    With the possible exception of Guffman. But he shines in every single performance. His hilarious catchcry of "Wha' Happened?" in A Mighty Wind had me hurting from laughing too hard; and his commentator role in Best In Show was nothing short of inspired. I CANNOT wait to see what he does with the role of an Entertainment Tonight-style host. The man is brilliant. As is Guest. Too bad we Aussies don't get it until next year.

  • Nov. 20, 2006, 1:05 a.m. CST

    I dunno, I thought there was just something missing

    by mraig

    I saw it Friday night, and it was funny, I laughed at quite a bit of it, Willard stole every scene he was in, but it seemed like there was something keeping it from really working as a whole. I ended up coming out of it kind of disappointed. I've been trying to put my finger on it - maybe the problem is that this wasn't shot as a mockumentary. (Now I'm trying to remember for sure if the other ones were). It doesn't seem like that should make all that much of a difference, but maybe it does. Those 'talking heads' summing the situation up in their own words or adding a piece of personal information that doesn't fit into the dialogue of the narrative can be a really funny comedic device (case in point: the Office). There are lots of funny bits that work on their own but I didn't feel like I came out of a Great Christopher Guest movie like I did coming out of Best in Show or even A Mighty Wind (which I found good, but not on the same level as the others).

  • Nov. 20, 2006, 1:22 a.m. CST

    spinal tap is not funny

    by davidlyons

    and it's nice to finally hear somebody else say it. oh and bladerunners is an over rated peice of shite too! Fuck ridley scott!!! he'd lick jerry bruckheimers gooch for a directing gig, oh wait a minute - he has!

  • Nov. 20, 2006, 1:27 a.m. CST

    Favorite Christopher Guest scene:

    by DOGSOUP

    Parker Poser as Libby Mae Brown chain smoking while grilling one lonely chicken wing; "I'll always have a place at the Dairy Queen...*sigh*"

  • Nov. 20, 2006, 1:43 a.m. CST


    by BadMrWonka

    gotta love people trying to get attention by ripping movies they know the talkbackers will love...good choice following Spinal Tap with Blade Runner...flame on, bitch!

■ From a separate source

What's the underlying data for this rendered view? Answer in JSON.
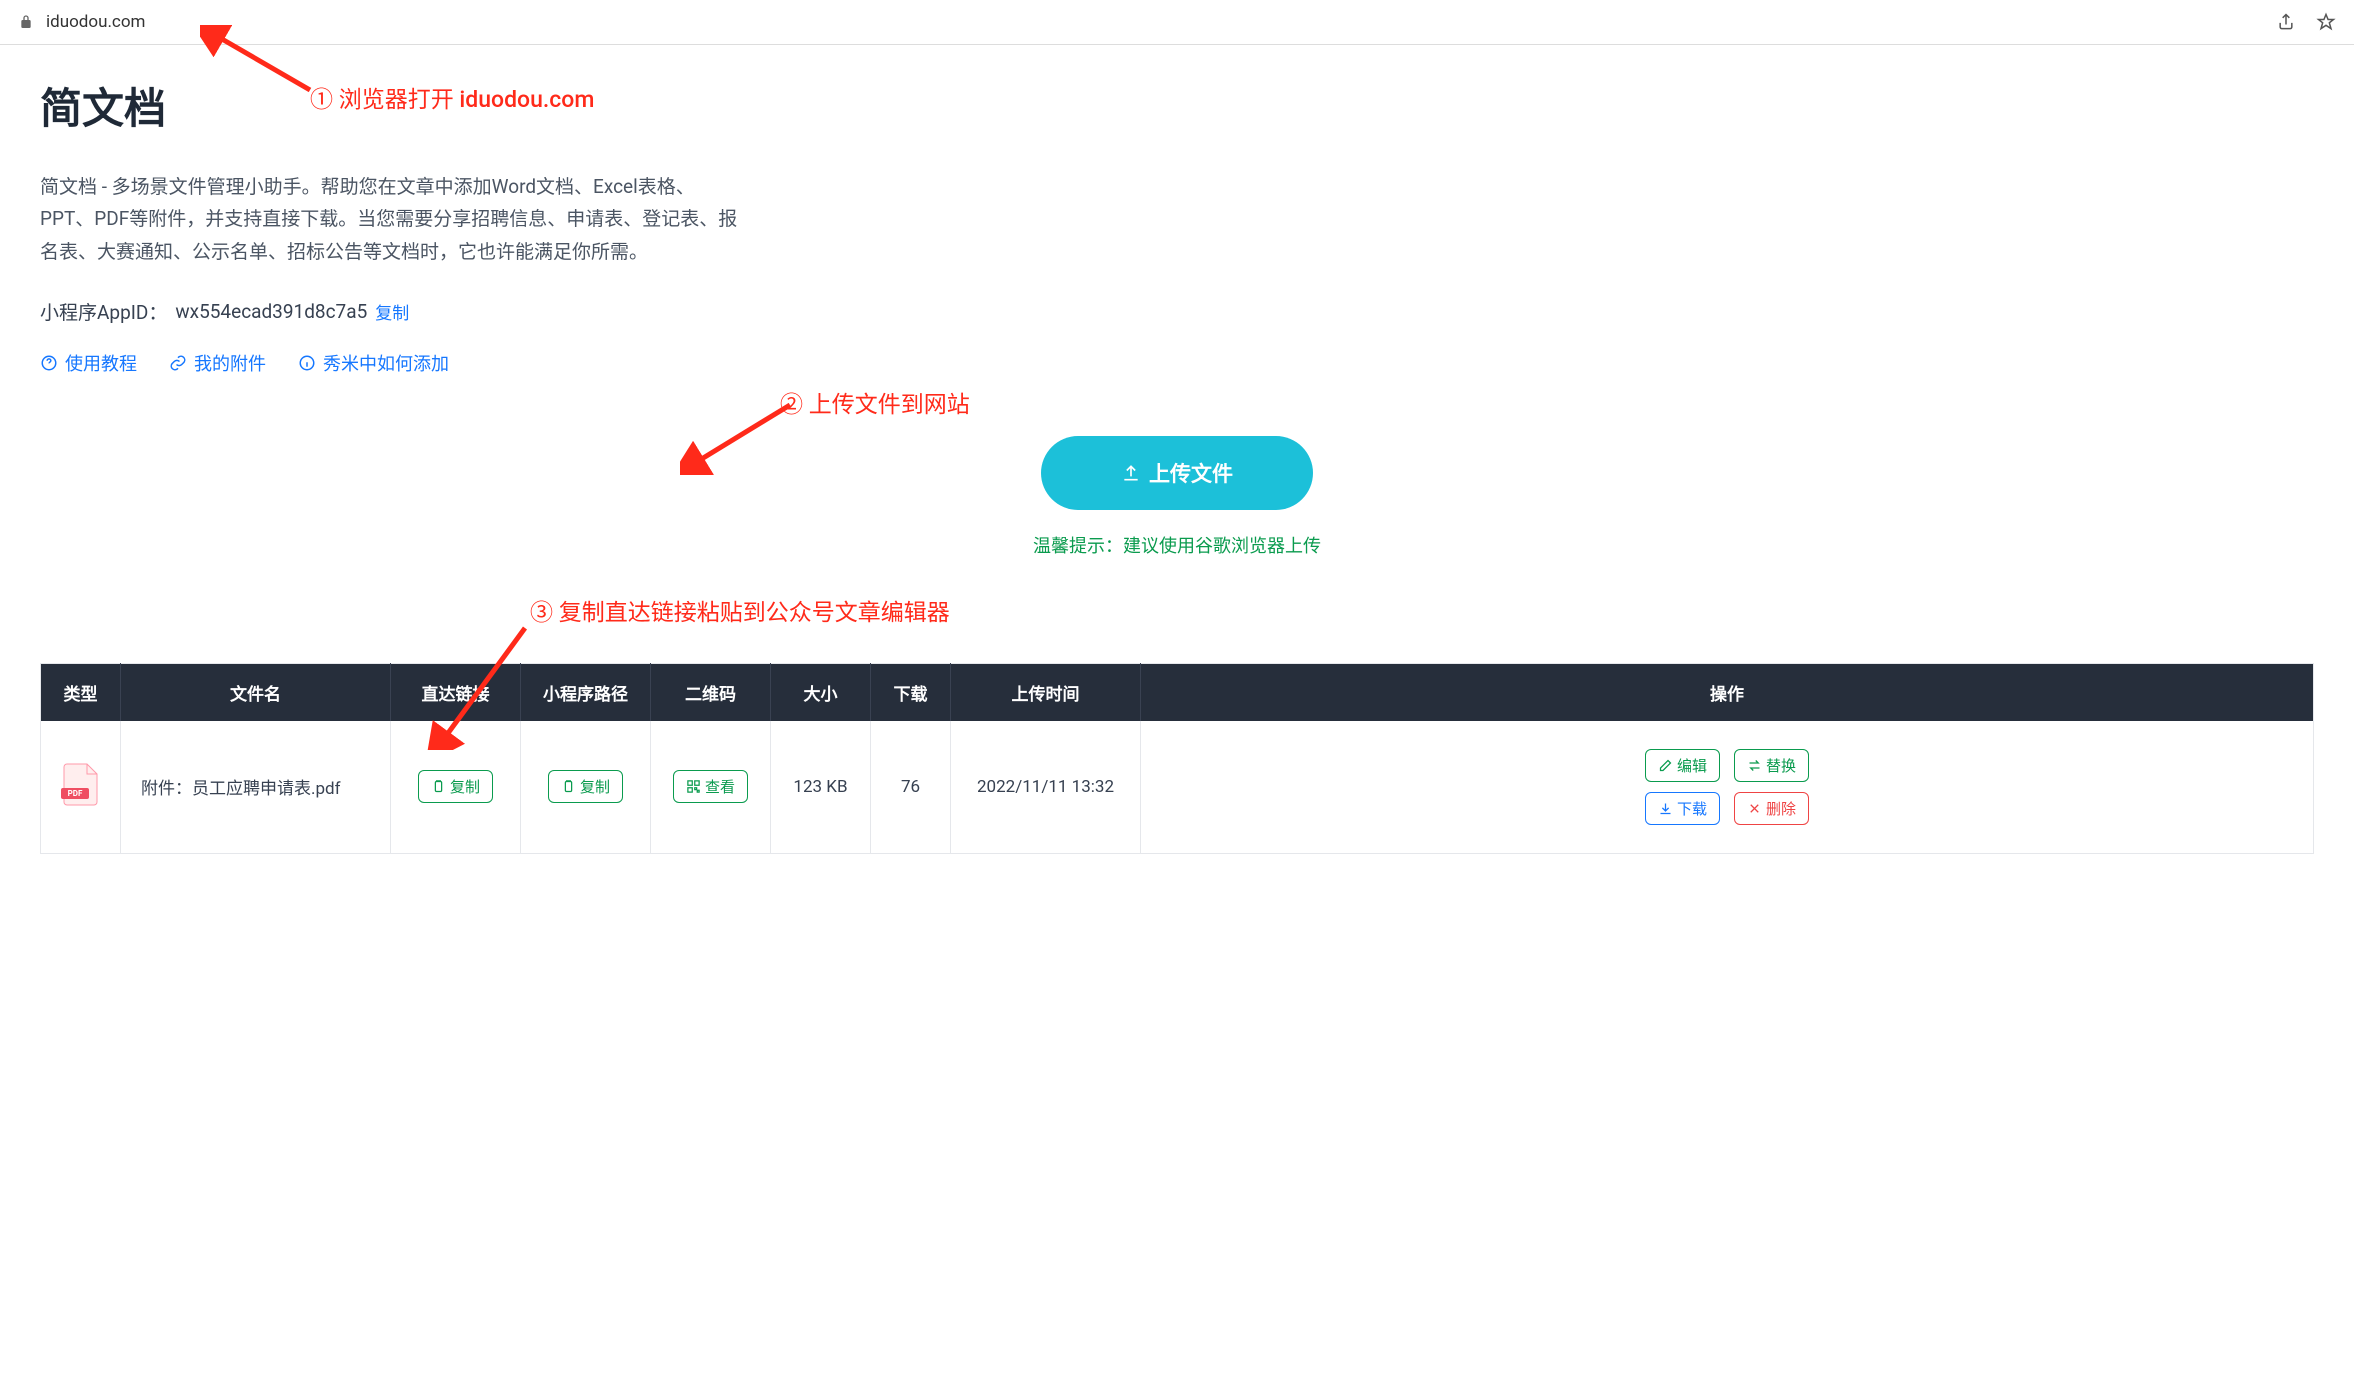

  • Nov. 20, 2006, 5:26 a.m. CST

    wha' happened?

    by theBigE

    That line kills me every time. Learned the hard way, however, don't use it while kidding around during foreplay with the wife. Killed the mood. I am such a loser and a nerd.

  • Nov. 20, 2006, 10:54 a.m. CST

    I'll see it

    by BigFo

    just to support Christopher Guest and what he does. Even if it isn't his best it will probably be funnier than 90% of the comidies this year with the exception of DejaVu.

  • Nov. 20, 2006, 1:58 p.m. CST

    Saw it Friday...

    by Jared

    Easily the worst of the Chris Guest films. some funny parts but overall just felt flat. 1. Spinal Tap 2. Best in Show 3. Guffman 4. Mighty Wind 5. Consideration

  • Nov. 20, 2006, 2:07 p.m. CST

    Critiquing Films by Directors Who Won't Fight You

    by tonagan

    That's what it's come to.

  • Nov. 20, 2006, 2:10 p.m. CST

    I don't think you should be able to write for AICN

    by Reynard Muldrake

    unless you've seen Waiting for Guffman. I'll wait for a review that cares one way or another.

  • Nov. 20, 2006, 2:48 p.m. CST

    Spinal Tap is fucking genius.

    by minderbinder

    But I think maybe you have to be a musician to get the humor. And even the songs and album covers are brilliant. The biggest problem with Mighty Wind is that they didn't give enough screen time to the music, which is by far the funniest part of the movie. Listening to the soundtrack is funnier than watching the film.

  • Nov. 20, 2006, 8:23 p.m. CST

    Hated Spinal Tap...?

    by Tommy the Cat

    What the hell is wrong with you?